▶ PROBLEM STATEMENT: Your answer should consist of every line in the records that holds "chevron".

▶ App and web page records:

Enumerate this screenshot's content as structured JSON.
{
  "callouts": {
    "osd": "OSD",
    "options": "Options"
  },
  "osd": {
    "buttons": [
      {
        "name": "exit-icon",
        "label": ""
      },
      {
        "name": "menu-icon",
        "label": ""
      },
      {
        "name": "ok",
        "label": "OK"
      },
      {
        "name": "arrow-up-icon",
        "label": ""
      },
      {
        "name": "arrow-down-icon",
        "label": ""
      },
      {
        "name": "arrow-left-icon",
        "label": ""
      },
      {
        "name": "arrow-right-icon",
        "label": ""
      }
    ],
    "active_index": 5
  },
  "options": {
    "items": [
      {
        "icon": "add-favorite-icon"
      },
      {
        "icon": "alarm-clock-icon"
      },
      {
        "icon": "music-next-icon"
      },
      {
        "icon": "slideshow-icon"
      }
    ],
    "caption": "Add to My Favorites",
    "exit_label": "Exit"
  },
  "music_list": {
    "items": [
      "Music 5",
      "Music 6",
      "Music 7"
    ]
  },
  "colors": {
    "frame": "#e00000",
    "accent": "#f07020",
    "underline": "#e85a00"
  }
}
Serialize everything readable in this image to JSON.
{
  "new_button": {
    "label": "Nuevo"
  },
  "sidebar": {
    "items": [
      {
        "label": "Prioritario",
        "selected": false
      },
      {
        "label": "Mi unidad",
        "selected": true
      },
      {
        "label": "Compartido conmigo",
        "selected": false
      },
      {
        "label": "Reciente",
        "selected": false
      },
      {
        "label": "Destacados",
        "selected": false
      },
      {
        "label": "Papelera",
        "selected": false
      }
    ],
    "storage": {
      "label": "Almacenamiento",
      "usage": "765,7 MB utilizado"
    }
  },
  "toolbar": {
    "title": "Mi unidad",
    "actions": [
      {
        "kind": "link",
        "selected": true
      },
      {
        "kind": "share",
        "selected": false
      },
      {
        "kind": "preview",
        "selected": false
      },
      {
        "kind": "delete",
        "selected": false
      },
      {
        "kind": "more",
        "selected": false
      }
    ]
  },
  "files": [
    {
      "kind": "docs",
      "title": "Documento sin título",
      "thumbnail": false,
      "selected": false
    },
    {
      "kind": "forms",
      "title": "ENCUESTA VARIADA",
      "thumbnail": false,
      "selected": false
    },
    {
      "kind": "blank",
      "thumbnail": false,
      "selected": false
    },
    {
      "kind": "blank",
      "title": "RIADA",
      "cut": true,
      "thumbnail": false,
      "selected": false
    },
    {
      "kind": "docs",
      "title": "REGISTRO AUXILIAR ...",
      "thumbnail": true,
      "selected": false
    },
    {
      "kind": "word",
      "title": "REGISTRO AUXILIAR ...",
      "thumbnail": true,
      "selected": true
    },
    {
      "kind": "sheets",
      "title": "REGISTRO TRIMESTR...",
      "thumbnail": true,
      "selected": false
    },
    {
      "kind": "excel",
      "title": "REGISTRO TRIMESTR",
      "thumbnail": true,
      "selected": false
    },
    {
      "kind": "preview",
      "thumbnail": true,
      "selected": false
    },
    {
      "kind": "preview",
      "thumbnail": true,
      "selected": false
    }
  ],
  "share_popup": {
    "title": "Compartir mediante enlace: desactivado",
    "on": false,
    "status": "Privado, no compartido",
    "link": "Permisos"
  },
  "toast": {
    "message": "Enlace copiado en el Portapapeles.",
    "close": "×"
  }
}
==
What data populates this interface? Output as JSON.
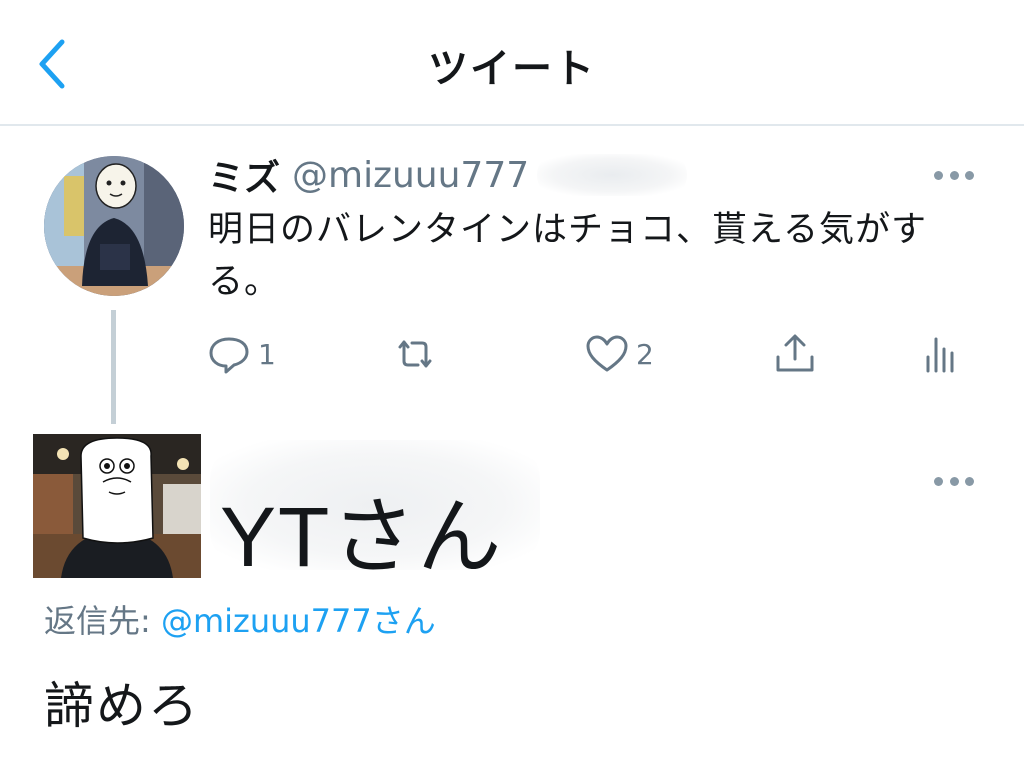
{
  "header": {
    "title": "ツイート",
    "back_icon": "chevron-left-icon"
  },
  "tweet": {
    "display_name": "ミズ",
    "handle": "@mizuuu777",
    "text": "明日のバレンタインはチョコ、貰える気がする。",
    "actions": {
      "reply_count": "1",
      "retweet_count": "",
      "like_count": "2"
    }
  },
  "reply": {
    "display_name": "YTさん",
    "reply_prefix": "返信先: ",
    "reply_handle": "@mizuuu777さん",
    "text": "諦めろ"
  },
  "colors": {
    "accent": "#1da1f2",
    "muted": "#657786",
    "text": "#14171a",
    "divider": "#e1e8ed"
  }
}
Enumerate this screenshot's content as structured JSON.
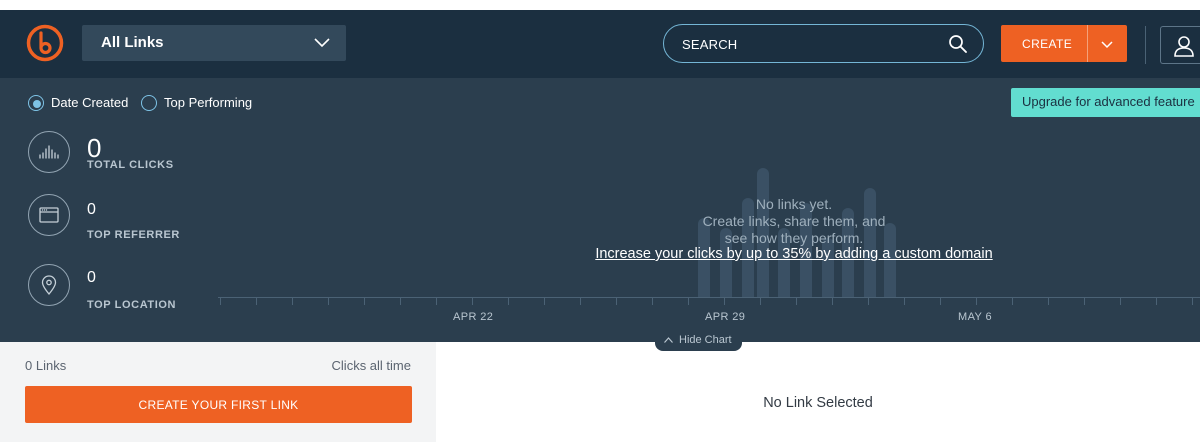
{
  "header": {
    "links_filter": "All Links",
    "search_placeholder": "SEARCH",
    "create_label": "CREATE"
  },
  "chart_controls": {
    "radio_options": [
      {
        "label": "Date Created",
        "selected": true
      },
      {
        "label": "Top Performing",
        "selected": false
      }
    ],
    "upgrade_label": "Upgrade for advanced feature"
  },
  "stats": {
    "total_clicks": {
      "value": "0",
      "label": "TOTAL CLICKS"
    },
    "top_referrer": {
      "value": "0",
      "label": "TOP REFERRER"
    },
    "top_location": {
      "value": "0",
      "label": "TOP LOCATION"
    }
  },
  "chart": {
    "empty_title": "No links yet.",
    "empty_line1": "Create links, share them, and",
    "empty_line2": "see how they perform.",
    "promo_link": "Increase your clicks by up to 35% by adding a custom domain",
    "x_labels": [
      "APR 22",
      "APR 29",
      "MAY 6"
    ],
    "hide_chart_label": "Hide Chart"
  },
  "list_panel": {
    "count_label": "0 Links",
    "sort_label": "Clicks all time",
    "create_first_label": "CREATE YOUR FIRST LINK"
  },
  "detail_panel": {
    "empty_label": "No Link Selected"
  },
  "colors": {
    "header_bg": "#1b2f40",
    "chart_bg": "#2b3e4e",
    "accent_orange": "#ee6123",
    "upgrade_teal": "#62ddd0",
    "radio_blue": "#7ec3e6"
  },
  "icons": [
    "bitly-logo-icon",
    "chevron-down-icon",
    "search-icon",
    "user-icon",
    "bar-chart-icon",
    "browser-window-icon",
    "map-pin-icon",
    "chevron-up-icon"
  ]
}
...
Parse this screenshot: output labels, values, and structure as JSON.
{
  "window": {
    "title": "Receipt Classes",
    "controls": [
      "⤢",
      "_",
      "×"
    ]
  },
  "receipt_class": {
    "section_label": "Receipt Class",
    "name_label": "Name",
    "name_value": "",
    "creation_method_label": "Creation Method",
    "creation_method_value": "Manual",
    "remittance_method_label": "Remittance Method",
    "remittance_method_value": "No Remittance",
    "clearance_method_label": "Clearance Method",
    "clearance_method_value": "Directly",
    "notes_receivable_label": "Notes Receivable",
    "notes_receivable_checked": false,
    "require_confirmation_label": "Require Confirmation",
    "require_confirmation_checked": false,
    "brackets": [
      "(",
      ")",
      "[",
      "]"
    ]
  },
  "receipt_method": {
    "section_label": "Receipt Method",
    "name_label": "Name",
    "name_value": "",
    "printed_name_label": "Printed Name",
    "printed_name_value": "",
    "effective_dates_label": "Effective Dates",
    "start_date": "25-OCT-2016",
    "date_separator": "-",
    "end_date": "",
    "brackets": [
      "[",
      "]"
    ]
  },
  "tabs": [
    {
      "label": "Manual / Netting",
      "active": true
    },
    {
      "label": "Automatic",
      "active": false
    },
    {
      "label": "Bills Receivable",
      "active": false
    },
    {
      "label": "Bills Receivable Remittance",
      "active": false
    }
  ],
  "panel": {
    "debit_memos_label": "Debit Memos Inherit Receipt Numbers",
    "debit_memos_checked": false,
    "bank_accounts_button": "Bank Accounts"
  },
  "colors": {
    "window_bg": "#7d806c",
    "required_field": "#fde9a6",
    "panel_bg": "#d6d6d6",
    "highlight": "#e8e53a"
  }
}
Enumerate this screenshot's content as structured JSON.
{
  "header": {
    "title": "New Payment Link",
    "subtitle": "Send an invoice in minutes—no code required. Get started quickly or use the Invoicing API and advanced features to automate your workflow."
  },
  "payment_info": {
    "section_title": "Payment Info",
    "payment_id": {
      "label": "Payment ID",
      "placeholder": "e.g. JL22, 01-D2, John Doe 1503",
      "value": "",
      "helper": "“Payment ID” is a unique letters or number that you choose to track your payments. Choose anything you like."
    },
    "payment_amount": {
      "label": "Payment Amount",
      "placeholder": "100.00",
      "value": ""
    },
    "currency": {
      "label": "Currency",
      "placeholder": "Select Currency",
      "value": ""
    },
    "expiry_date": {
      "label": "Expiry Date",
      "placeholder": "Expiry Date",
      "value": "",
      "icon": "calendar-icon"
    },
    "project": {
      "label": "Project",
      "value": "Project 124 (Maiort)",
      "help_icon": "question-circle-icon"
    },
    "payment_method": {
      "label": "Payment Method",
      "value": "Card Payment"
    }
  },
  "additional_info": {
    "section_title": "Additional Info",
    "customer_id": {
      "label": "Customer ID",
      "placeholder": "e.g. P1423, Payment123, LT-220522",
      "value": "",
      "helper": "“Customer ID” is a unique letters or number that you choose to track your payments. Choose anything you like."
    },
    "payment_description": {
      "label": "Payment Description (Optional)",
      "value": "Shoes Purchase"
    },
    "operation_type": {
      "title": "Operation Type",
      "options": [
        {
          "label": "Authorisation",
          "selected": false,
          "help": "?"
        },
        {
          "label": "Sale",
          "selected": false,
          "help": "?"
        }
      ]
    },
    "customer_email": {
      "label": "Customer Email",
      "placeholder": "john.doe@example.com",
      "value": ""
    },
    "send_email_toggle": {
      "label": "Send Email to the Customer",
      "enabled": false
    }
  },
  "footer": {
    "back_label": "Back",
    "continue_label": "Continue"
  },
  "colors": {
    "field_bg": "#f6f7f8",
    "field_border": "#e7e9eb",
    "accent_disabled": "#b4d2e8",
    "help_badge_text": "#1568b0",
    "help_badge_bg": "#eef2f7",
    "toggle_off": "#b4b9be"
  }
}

▶ YOUR SOLUTION:
    "back_icon": "chevron-left-icon"
    "chevron-down-icon",
    "chevron-up-icon"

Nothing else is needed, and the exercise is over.